Copy everything in the records exactly; the pictures stay out.

Data under study ▸
☆ ☆ ☆ ☆ ☆ ☆ ☆

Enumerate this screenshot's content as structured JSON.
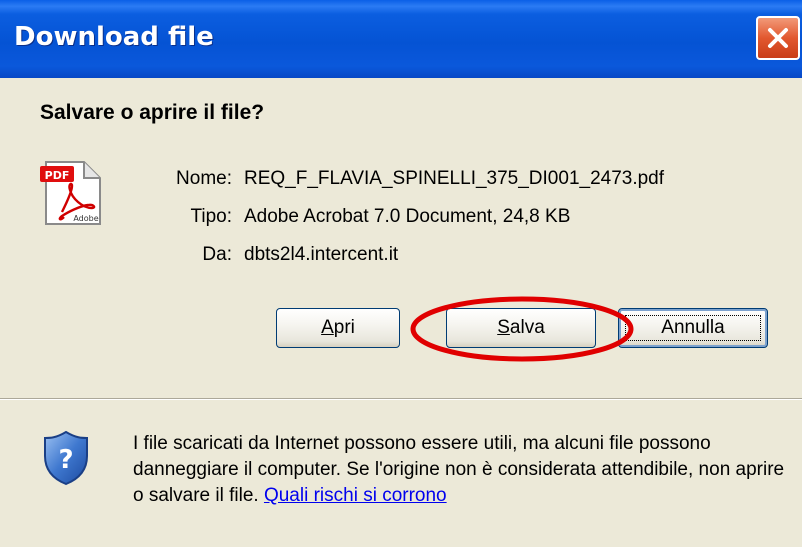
{
  "window": {
    "title": "Download file"
  },
  "dialog": {
    "question": "Salvare o aprire il file?",
    "file": {
      "name_label": "Nome:",
      "name_value": "REQ_F_FLAVIA_SPINELLI_375_DI001_2473.pdf",
      "type_label": "Tipo:",
      "type_value": "Adobe Acrobat 7.0 Document, 24,8 KB",
      "from_label": "Da:",
      "from_value": "dbts2l4.intercent.it",
      "icon": "pdf-file-icon"
    },
    "buttons": {
      "open": {
        "mnemonic": "A",
        "rest": "pri"
      },
      "save": {
        "mnemonic": "S",
        "rest": "alva"
      },
      "cancel": {
        "label": "Annulla"
      }
    },
    "warning": {
      "text": "I file scaricati da Internet possono essere utili, ma alcuni file possono danneggiare il computer. Se l'origine non è considerata attendibile, non aprire o salvare il file.",
      "link": "Quali rischi si corrono",
      "icon": "shield-question-icon"
    }
  },
  "colors": {
    "titlebar": "#0553d4",
    "dialog_bg": "#ece9d8",
    "highlight_ellipse": "#e00000",
    "link": "#0000ee"
  }
}
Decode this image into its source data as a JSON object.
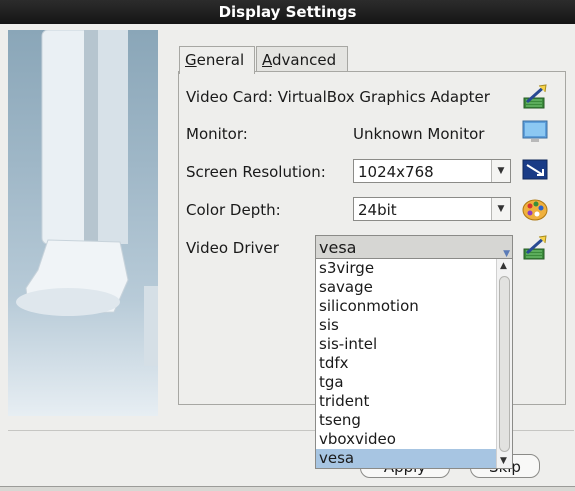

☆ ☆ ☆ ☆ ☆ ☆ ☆

Response area ▸
Enumerate this screenshot's content as structured JSON.
{
  "window": {
    "title": "Download file"
  },
  "dialog": {
    "question": "Salvare o aprire il file?",
    "file": {
      "name_label": "Nome:",
      "name_value": "REQ_F_FLAVIA_SPINELLI_375_DI001_2473.pdf",
      "type_label": "Tipo:",
      "type_value": "Adobe Acrobat 7.0 Document, 24,8 KB",
      "from_label": "Da:",
      "from_value": "dbts2l4.intercent.it",
      "icon": "pdf-file-icon"
    },
    "buttons": {
      "open": {
        "mnemonic": "A",
        "rest": "pri"
      },
      "save": {
        "mnemonic": "S",
        "rest": "alva"
      },
      "cancel": {
        "label": "Annulla"
      }
    },
    "warning": {
      "text": "I file scaricati da Internet possono essere utili, ma alcuni file possono danneggiare il computer. Se l'origine non è considerata attendibile, non aprire o salvare il file.",
      "link": "Quali rischi si corrono",
      "icon": "shield-question-icon"
    }
  },
  "colors": {
    "titlebar": "#0553d4",
    "dialog_bg": "#ece9d8",
    "highlight_ellipse": "#e00000",
    "link": "#0000ee"
  }
}
Decode this image into its source data as a JSON object.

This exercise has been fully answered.